The tint applied by car manufacturers at the factory must allow at least 70 percent of visible light through. This regulation from the National Highway Traffic Safety Administration applies to any window required for driving visibility, including the windshield and windows immediately to the right and left of the driver.
Manufacturers, recognizing that each state has its own laws, often leave the other automotive windows at the same lightly-tinted, 70-percent level. The NHTSA guidelines for trucks and sport-utility vehicles allow manufacturers to tint back and rear windows to any darkness, according to the New York Times.

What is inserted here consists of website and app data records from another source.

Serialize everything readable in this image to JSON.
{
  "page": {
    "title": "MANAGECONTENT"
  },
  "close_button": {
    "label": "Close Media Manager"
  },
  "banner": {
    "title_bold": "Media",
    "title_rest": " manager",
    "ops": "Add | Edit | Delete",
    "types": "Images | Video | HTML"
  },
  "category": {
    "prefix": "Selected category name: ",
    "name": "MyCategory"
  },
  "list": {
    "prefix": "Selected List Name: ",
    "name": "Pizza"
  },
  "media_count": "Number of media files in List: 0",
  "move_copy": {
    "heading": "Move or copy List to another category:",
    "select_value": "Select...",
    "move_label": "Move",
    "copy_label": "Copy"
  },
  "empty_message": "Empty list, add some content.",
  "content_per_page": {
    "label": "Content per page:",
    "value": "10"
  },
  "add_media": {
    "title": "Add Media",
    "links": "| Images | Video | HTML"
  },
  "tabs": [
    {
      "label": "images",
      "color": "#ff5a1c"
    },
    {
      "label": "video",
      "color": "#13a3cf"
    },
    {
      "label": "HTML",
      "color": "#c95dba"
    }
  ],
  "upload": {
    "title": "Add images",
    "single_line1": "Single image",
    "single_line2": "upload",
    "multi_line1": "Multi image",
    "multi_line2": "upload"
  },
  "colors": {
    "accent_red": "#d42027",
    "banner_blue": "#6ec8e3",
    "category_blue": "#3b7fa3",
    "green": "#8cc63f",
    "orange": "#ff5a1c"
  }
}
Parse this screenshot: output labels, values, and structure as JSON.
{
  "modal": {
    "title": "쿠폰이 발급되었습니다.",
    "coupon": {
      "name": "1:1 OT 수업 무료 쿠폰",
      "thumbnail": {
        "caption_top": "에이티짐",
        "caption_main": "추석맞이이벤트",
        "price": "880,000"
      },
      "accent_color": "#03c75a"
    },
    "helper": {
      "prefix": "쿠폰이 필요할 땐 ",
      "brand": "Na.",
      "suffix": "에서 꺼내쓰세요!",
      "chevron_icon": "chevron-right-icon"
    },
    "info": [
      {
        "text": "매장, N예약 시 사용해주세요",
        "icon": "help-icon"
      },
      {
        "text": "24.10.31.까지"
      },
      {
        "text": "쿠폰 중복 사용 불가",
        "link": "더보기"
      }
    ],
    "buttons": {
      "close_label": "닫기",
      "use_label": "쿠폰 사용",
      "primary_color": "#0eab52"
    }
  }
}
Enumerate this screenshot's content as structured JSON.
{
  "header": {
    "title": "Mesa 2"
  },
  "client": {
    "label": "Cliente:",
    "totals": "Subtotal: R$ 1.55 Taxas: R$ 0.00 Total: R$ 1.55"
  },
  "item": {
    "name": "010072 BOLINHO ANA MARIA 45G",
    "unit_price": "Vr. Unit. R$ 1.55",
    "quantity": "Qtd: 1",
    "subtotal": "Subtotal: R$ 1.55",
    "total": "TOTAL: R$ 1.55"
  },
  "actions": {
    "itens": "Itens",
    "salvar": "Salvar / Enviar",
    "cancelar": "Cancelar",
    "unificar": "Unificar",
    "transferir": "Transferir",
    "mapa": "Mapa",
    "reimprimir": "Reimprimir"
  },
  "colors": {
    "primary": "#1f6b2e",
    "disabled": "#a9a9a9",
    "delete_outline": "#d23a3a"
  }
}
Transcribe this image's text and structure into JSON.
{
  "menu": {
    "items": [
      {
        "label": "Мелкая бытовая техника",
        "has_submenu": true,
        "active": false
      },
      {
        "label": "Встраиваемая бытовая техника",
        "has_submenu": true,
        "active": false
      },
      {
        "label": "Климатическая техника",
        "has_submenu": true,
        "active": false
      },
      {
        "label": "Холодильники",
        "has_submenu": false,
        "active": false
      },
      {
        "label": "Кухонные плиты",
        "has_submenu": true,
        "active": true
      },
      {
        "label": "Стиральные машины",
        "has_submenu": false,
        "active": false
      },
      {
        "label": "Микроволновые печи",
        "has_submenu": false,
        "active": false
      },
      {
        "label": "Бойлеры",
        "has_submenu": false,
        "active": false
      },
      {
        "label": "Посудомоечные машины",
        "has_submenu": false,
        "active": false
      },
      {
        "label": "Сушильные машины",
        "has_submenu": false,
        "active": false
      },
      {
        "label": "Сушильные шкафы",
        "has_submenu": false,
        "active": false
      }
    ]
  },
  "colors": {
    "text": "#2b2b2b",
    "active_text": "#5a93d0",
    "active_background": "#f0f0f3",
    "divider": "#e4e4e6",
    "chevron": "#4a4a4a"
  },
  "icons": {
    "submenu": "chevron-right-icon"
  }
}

Arguments for lighter tinting include maximizing what a driver can see at all ambient light levels, and law enforcement personnel feel safer when they are able to see into a stopped vehicle. On the other hand, drivers enjoy darker tints that provide privacy, lower the vehicle temperature and protect skin and upholstery from ultraviolet light damage.